Exercise inputs:
┌──

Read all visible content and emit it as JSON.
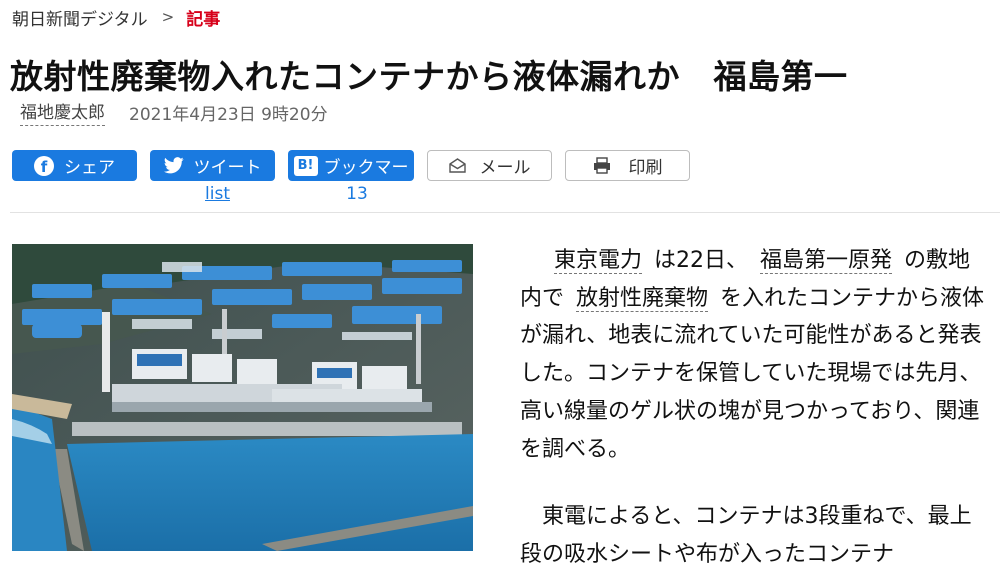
{
  "breadcrumb": {
    "site": "朝日新聞デジタル",
    "separator": ">",
    "current": "記事"
  },
  "article": {
    "headline": "放射性廃棄物入れたコンテナから液体漏れか　福島第一",
    "author": "福地慶太郎",
    "date": "2021年4月23日 9時20分"
  },
  "share": {
    "facebook_label": "シェア",
    "facebook_icon_glyph": "f",
    "twitter_label": "ツイート",
    "twitter_count": "list",
    "hatena_label": "ブックマー",
    "hatena_icon_glyph": "B!",
    "hatena_count": "13",
    "mail_label": "メール",
    "print_label": "印刷",
    "brand_color": "#1a7ae0"
  },
  "photo": {
    "icon": "aerial-photo-fukushima-plant"
  },
  "body": {
    "p1": {
      "link1": "東京電力",
      "t1": "は22日、",
      "link2": "福島第一原発",
      "t2": "の敷地内で",
      "link3": "放射性廃棄物",
      "t3": "を入れたコンテナから液体が漏れ、地表に流れていた可能性があると発表した。コンテナを保管していた現場では先月、高い線量のゲル状の塊が見つかっており、関連を調べる。"
    },
    "p2": {
      "text": "東電によると、コンテナは3段重ねで、最上段の吸水シートや布が入ったコンテナ"
    }
  }
}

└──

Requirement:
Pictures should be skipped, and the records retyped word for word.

Response box:
Read all visible content and emit it as JSON.
{
  "breadcrumb": {
    "site": "朝日新聞デジタル",
    "separator": ">",
    "current": "記事"
  },
  "article": {
    "headline": "放射性廃棄物入れたコンテナから液体漏れか　福島第一",
    "author": "福地慶太郎",
    "date": "2021年4月23日 9時20分"
  },
  "share": {
    "facebook_label": "シェア",
    "facebook_icon_glyph": "f",
    "twitter_label": "ツイート",
    "twitter_count": "list",
    "hatena_label": "ブックマー",
    "hatena_icon_glyph": "B!",
    "hatena_count": "13",
    "mail_label": "メール",
    "print_label": "印刷",
    "brand_color": "#1a7ae0"
  },
  "photo": {
    "icon": "aerial-photo-fukushima-plant"
  },
  "body": {
    "p1": {
      "link1": "東京電力",
      "t1": "は22日、",
      "link2": "福島第一原発",
      "t2": "の敷地内で",
      "link3": "放射性廃棄物",
      "t3": "を入れたコンテナから液体が漏れ、地表に流れていた可能性があると発表した。コンテナを保管していた現場では先月、高い線量のゲル状の塊が見つかっており、関連を調べる。"
    },
    "p2": {
      "text": "東電によると、コンテナは3段重ねで、最上段の吸水シートや布が入ったコンテナ"
    }
  }
}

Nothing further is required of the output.